In a second extract from Mariah Carey’s autobiography, the singer reveals how she became a lifelong fan of Marilyn.
“One evening I had been walking aimlessly down the hall in one of the many houses we lived in. As I passed my mother’s dark little bedroom, I casually wandered in. I can’t remember whether I saw or heard her first, but I know something carried me into the room. The bedroom was lit only by the washed-out colours of the old TV facing the bed, where my mother was lying in silhouette, watching a special about the life and death of Marilyn Monroe.
I softly pushed open the bedroom door, walking in on the iconic scene from Gentlemen Prefer Blondes in which Marilyn sings ‘Diamonds Are a Girl’s Best Friend.’ She was the most beautiful person I had ever seen.
I’d never heard the name Marilyn Monroe before that moment. But I was quickly hooked. Not your typical third-grade fare, perhaps, but my childhood was anything but typical. My mother very lovingly supported my fascination with Marilyn … I had a poster of Marilyn Monroe dressed as a sensuous showgirl, complete with a black beaded bustier, fishnets, and black patent-leather pumps. I gazed up at Marilyn before I went to sleep and first thing when I woke up.
Later my mother bought me Marilyn: A Biography, by Norman Mailer. Though I was way too young for the material, like Marilyn herself I read voraciously. I pored over the large, glossy pictures of her, studying all her different moods and looks. She was a shape-shifter – in some photos she was impossibly beautiful and glamorous, in others she seemed shattered and about to disappear … Not only was she curvy, she had a very particular sensuality, bordering on soulful.

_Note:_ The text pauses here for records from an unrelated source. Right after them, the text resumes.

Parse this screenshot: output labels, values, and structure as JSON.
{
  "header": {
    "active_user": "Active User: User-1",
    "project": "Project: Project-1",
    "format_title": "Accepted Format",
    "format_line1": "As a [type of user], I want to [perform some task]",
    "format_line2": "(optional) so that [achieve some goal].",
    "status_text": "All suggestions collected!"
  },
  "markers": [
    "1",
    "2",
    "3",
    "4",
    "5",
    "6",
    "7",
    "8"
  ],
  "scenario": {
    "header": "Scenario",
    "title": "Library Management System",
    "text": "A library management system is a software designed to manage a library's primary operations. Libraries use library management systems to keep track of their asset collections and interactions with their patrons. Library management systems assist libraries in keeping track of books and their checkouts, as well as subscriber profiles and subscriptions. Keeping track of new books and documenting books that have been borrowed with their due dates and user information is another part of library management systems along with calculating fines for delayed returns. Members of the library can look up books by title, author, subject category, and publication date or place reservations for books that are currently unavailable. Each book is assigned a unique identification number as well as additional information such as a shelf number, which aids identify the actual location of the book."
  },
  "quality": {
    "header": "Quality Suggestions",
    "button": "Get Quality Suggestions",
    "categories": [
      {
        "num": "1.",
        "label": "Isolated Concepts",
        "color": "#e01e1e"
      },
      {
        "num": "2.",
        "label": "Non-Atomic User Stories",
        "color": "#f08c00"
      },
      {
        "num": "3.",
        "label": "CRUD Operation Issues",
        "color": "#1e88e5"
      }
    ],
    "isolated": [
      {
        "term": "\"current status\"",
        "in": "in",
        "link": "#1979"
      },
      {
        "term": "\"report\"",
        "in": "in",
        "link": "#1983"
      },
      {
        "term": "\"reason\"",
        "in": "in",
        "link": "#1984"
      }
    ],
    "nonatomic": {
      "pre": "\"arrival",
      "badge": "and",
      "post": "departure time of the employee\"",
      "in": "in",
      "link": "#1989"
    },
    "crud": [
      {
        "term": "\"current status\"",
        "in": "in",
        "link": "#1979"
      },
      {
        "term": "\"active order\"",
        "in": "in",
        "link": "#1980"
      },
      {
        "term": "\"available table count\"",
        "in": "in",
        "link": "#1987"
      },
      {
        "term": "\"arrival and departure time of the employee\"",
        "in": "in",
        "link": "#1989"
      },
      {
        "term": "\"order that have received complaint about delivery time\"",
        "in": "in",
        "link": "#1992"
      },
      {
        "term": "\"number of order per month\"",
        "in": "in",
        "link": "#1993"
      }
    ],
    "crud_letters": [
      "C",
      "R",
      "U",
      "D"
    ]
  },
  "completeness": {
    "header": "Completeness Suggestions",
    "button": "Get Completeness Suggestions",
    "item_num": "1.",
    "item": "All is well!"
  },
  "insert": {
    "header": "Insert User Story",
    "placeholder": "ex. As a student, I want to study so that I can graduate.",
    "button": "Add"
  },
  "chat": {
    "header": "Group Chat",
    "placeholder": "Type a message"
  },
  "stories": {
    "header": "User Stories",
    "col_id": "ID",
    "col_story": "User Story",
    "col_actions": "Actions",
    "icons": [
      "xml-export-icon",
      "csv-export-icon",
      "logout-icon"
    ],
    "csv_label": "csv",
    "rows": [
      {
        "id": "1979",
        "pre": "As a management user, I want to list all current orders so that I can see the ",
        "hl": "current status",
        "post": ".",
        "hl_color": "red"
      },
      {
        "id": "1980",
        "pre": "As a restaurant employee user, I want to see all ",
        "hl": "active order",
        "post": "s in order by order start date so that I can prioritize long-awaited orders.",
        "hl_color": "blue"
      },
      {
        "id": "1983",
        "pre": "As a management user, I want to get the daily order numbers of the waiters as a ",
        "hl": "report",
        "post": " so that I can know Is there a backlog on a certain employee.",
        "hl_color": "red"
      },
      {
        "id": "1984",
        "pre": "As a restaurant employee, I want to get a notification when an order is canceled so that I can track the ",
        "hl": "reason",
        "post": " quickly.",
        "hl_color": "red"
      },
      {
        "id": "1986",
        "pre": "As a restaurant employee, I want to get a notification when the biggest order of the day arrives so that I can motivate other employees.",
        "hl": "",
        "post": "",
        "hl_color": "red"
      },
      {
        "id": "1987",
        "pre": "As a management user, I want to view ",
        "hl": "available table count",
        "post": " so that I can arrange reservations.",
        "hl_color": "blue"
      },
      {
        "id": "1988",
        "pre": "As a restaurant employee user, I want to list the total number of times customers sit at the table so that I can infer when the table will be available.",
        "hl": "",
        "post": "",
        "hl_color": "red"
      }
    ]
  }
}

I read a lot about Marilyn, conspiracy theories about her death and about her upbringing. The more I read, the more I connected with her and understood why I was drawn to her. She had a very difficult childhood, moving from one foster home to another. That was close to my story: being uprooted and unprotected, feeling like an outsider. I intimately understood her struggles with poverty and family. Ultimately, what I loved about Marilyn was her ability to come from nothing – to belong to no one – and evolve into a huge icon. I latched onto that. I believed in that.
I’ve heard Marilyn might’ve even been my mother’s inspiration for my name. The first four letters are the same: M-A-R-I. However, my father claimed that my name came from the Black Maria/Mariah … The story also goes that I was named after a hit 1950s show tune, ‘They Call the Wind Mariah,’ from Paint Your Wagon… Perhaps it’s a combination of all three: a 1950s starlet, a show tune, and a paddy wagon.
Of all the supposed inspirations for my name, the Marilyn Monroe connection resonates the most with me – self-created and controlled, confident and vulnerable, womanly and childlike, glamorous and humble, adored and alone. Marilyn is a source of inspiration for me, and Lawd have I needed that.”